I started this blog a number of months ago and I wanted to talk about a couple of places where I haven’t been doing so well, both to get your reactions and also to talk about strategies where I am trying to do better. Some of the things that I find challenging relate to trying to live more frugally with someone else. We have different places where we are more likely to fail and so its sometimes easier to see where someone else is doing worse rather than look at yourself, or at least that is what I am finding.
But before I look at failure, I want to talk about where we are doing well.
We are doing really well at debt repayment!
Almost all of our non-essential income goes to debt repayment. A big chunk of that is student loan related (about 22% of our total monthly income), but we also have a car loan and some credit card debt, which we are trying to aggressively pay off. We have paid off 54% of our debt, which is 4% more then when I started the blog. We are about 2 to 3 years away from being debt free. This is exciting. I also called places and changed where our debts were to get lower interest rates. The car loan rate went down significantly.
We are doing really well at tracking and building our credit!
My credit rating has gone up significantly and we also discovered that the husband’s credit rating is non-existent. So, we’ve taken some steps to deal with that (gotten one of those credit cards that only people with no credit can get – the interest rate is 39% I kid you not!). Fortunately for us, we don’t have to use this card very much, but it is important for him to build up his own financial history. The reason that he does not have better credit is that he is not on the electoral voter list. If you are not EU, Commonwealth, or a U.K. citizen, you cannot vote in any election – and hence you cannot be on the electoral list and therefore you will have shitty credit. I haven’t seen much stuff related to immigration and credit scores on personal finance blogs that I follow. A lot of people take being a citizen of the country they live in for granted. It effects your credit score. So does moving internationally.

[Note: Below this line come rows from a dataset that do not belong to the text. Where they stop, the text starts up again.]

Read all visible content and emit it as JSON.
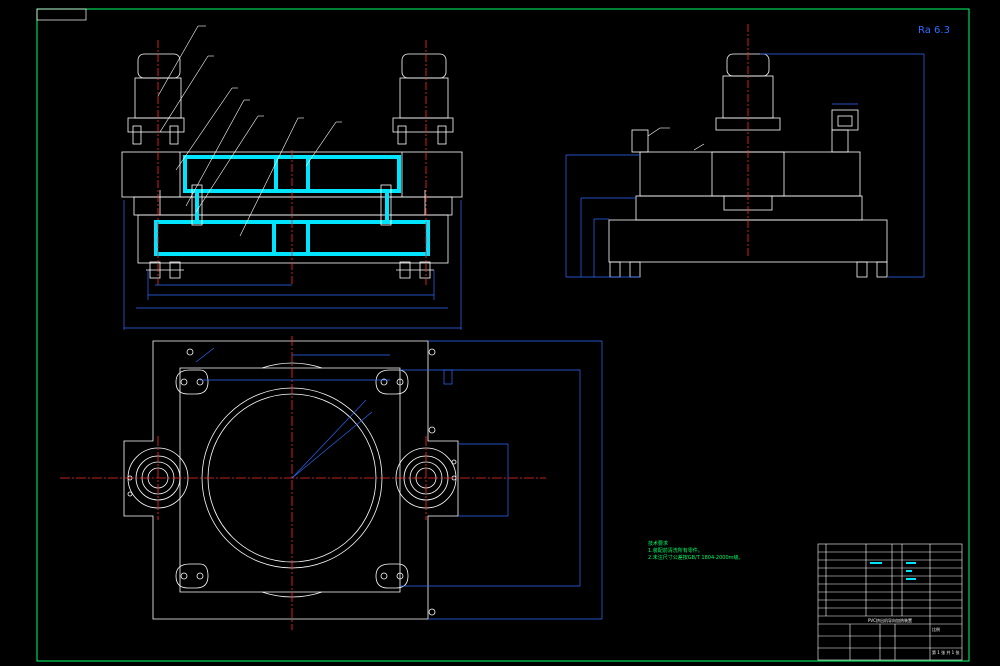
{
  "drawing": {
    "colors": {
      "background": "#000000",
      "frame": "#00ff66",
      "outline": "#ffffff",
      "section_fill": "#00e5ff",
      "dimension": "#2e6bff",
      "centerline": "#ff2a2a",
      "leader": "#ffffff"
    },
    "roughness_symbol": "Ra 6.3",
    "tech_notes": {
      "title": "技术要求",
      "lines": [
        "1.装配前清洗所有零件。",
        "2.未注尺寸公差按GB/T 1804-2000m级。"
      ]
    },
    "title_block": {
      "name_row": "PVC挤出机导向加热装置",
      "cells": [
        "",
        "",
        "",
        "",
        "",
        ""
      ],
      "scale_label": "比例",
      "sheet_label": "第 1 张 共 1 张"
    },
    "views": [
      "front-section-view",
      "side-view",
      "top-view"
    ]
  }
}
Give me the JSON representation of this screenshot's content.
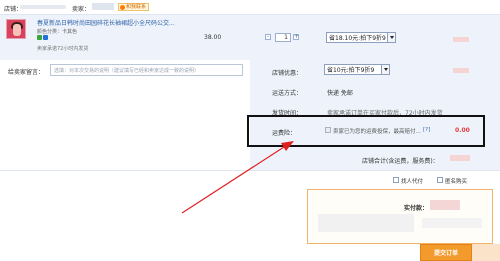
{
  "header": {
    "shop_label": "店铺：",
    "seller_label": "卖家：",
    "contact_label": "和我联系"
  },
  "product": {
    "title": "春夏新品日韩时尚田园碎花长袖裙超小全尺码公交...",
    "color": "颜色分类：卡其色",
    "promise": "卖家承诺72小时内发货",
    "price": "38.00",
    "quantity": "1",
    "discount": "省18.10元:拍下9折9"
  },
  "message": {
    "label": "给卖家留言：",
    "placeholder": "选填：对本次交易的说明（建议填写已经和卖家达成一致的说明）"
  },
  "options": {
    "shop_discount_label": "店铺优惠：",
    "shop_discount": "省10元:拍下9折9",
    "shipping_label": "运送方式：",
    "shipping_value": "快递 免邮",
    "ship_time_label": "发货时间：",
    "ship_time_value": "卖家承诺订单在买家付款后，72小时内发货",
    "freight_label": "运费险：",
    "freight_text": "卖家已为您的运费投保，最高赔付...",
    "freight_help": "[?]",
    "freight_price": "0.00",
    "total_label": "店铺合计(含运费，服务费)："
  },
  "footer": {
    "proxy_label": "找人代付",
    "anon_label": "匿名购买",
    "paid_label": "实付款：",
    "submit_label": "提交订单"
  },
  "colors": {
    "accent_red": "#e4393c",
    "button_orange": "#f39a2d",
    "row_bg": "#eef3fb",
    "annotation_arrow": "#e02020"
  }
}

We said no to buying a house even though we probably could have!
We had a flurry of house hunting trips, including to London. We decided that with our measly downpayment and the economic uncertainty about the U.K. housing market as a consequence of Brexit that we were going to abandon looking for a house and work on getting a more substantial downpayment so we are less exposed.
We are not so good at Food! a) packing lunches and b) making dinner when busy
We still eat out a lot. I have no idea how to change this. My partner doesn’t want to be the only person in the office that eats at his desk when everyone else goes out. Sometimes I am working late and I/we have no time to prepare food for dinner. My one strategy to deal with this is that I cook for the whole week on Sunday, but I haven’t been able to do this. Also, there is aversion in our family to eating the same thing for lunch and dinner. This is compromised by the fact that I have food intolerance (fructose) and I am trying to lose weight (ditch the pasta and bread). I don’t know how to succeed better at this one.
We are not so good at not Shopping! We still spend a lot of money buying stuff
Because we got a new bed which was bigger than our old bed, I bought new sheets. Because we went camping with friends for the weekend and we didn’t have rain coats, we bought rain coats (mine was 15 years old and falling apart!). Because I am interested in better strategies to deal with Brexit and to save money and I don’t know much about the UK, I bought books (3 in fact). I’m also dreaming about buying paint and repainting my rental house. I’ve also been researching buying a pressure canner. I forced myself to run on the treadmill yesterday just to prove it wasn’t a waste of money.
We are not so good at saving!
So while we are pretty good with paying down debt, we suck at saving. One of the problems was that I had my cash ISA savings account in the same online place as my demand deposit. I could see when we needed money and I could then easily transfer it to debt or to our account. The savings never lasted. I now opened a new stocks and shares ISA account and I am just moving everything there and I automated a direct deposit which is 10% of my salary (not our salaries combined but just mine). I’m hoping that by putting it in a different world – place / account and eventually putting it into ETFs (I’m not sure I am going to do this now and instead just park as cash), I will just forget about it and it will grow. This is obviously not the savings rate I want forever, but if you think that our student loan debt alone is 22% (plus we have other debt and transport costs) then just between this savings and student loans that 32% of our income.
As usual, would love to hear your thoughts especially on those places we are struggling. xx